* EXERCISE PROMPT *
Look through the listing below and give the number of lines that hold "Mascouche". Say nothing more.

* DATASET RECORDS *
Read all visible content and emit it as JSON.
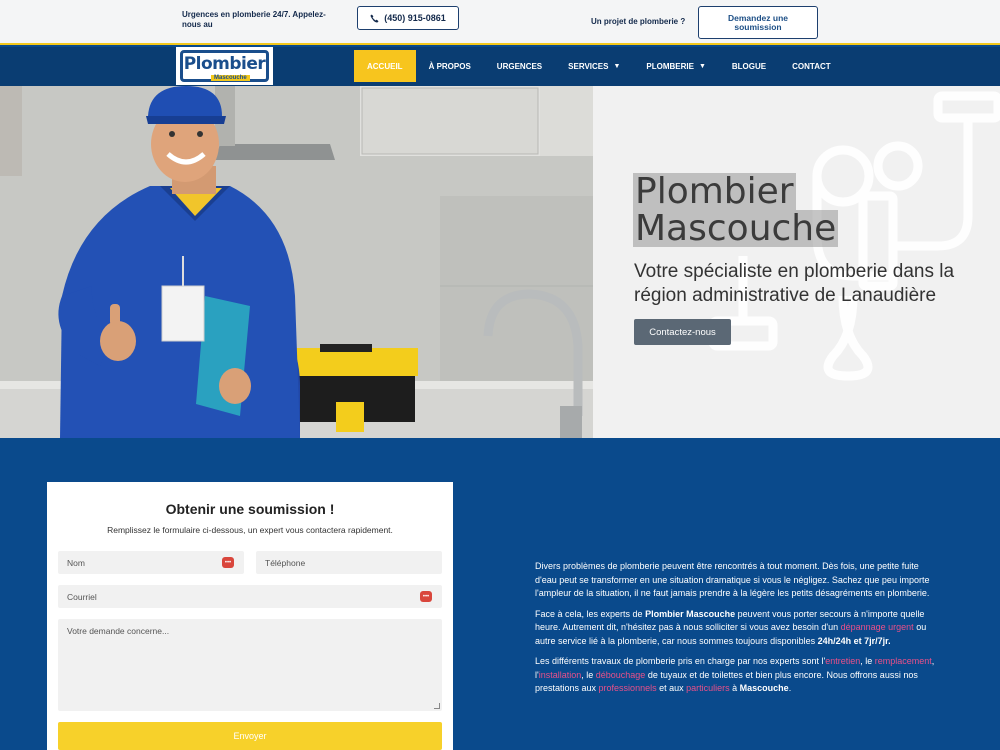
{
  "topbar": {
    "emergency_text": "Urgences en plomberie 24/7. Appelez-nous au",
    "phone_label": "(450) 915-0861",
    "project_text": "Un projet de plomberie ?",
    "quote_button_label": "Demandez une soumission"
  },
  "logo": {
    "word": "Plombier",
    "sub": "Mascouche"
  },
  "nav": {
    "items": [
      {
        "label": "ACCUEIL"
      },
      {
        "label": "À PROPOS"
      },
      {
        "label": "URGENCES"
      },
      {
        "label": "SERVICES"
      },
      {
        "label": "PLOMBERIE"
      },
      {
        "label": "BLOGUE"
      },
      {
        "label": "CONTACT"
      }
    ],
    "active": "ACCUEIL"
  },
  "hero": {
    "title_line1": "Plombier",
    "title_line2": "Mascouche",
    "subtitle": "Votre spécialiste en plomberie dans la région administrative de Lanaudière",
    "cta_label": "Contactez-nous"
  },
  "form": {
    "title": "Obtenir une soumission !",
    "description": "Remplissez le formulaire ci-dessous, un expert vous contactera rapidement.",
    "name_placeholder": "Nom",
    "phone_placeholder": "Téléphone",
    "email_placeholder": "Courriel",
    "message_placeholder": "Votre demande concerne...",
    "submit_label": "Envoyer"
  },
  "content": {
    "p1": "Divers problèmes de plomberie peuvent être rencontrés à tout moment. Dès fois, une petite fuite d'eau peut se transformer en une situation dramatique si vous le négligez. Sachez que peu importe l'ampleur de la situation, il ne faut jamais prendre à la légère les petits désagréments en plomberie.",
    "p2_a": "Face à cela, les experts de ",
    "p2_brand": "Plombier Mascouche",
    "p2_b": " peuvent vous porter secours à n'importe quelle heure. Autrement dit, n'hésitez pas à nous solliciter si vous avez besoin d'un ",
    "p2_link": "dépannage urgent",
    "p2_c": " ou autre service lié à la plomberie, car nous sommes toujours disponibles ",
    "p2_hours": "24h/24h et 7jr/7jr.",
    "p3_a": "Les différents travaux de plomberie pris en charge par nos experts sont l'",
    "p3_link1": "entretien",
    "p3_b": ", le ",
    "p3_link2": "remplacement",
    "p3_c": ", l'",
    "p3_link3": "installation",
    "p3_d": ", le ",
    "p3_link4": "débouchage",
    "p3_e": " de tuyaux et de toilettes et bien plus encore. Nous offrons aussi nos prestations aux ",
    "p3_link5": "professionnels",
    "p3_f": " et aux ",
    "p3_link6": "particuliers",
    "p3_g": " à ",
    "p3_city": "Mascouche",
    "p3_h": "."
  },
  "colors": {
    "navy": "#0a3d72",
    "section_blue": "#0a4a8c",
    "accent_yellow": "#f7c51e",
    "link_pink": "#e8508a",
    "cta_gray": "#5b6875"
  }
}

* TASK OUTPUT *
4